  2. Students will demonstrate understanding of the major theories that are used to explain criminal behavior
  3. Students will demonstrate competency in the ability to read, interpret, and synthesize (in writing) important research related to criminological theory and the criminal justice system
  4. Students will demonstrate understanding of the research methods used in the study of criminology and criminal justice
  5. Students will demonstrate competency in apply quantitative skills to criminological concepts

The requirements below are in effect for all students who matriculated into the UM system Fall 2015 or later and for students who are currently changing their major to CCJS. 

The CCJS major is comprised of 36 credit hours of coursework in the CCJS department and either MATH107 (formerly MATH111) or STAT100. A calculus class (MATH120, MATH130, or MATH140) with a grade of C- or higher may be substituted for MATH107 or STAT100.

Course Title Credits
College Requirements
Required CCJS Courses
CCJS100Introduction to Criminal Justice3
CCJS105Introduction to Criminology3
CCJS200Statistics for Criminology and Criminal Justice3
CCJS230Criminal Law in Action3
CCJS300Criminological and Criminal Justice Research Methods3
CCJS Criminal Justice Courses
Select two of the following:6
Policing
Courts and Sentencing
Corrections
CCJS Criminology/Theory Course
Select one of the following:3
Advanced Juvenile Delinquency
Crime and Delinquency Prevention
Contemporary Criminological Theory
CCJS Courses of Choice
Select four CCJS courses using one or a combination of the following ways: 112
Complete additional CCJS courses that are not required 2
Complete one Independent Study for credit (max 3 credits)
Complete one Internship for credit (max 3 credits)
Math Courses for the CCJS LEP Gateway Requirements
Select one of the following: 33
Introduction to Math Modeling and Probability (formerly MATH111)
Elementary Statistics and Probability
Total Credits39
1

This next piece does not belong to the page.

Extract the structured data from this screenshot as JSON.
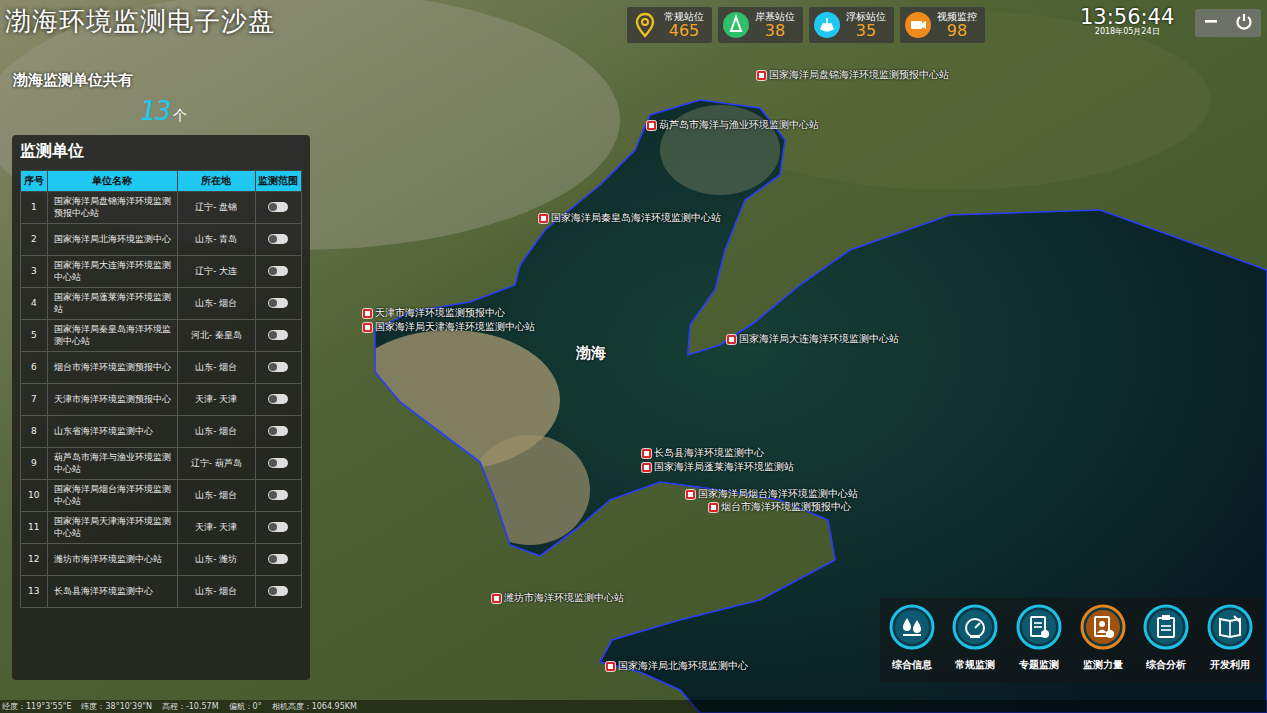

Two CCJS Courses of Choice must be at the 400 level

2

i.e., CCJS325, CCJS360, CCJS418

3

A calculus class, MATH120 (formerly MATH220), MATH130 or MATH140, with a grade of C- or higher may be substituted

Please keep the following information in mind:

  • No grade lower than a C- may be used toward the major
  • Students must achieve a combined grade point average of a 2.0 in the CCJS major

Other Requirements for the Major

The CCJS Department enforces all prerequisites and does not oversubscribe students to courses that are closed.

Click here for roadmaps for four-year plans in the College of Behavioral and Social Sciences.

Additional information on developing a four-year academic plan can be found on the following pages: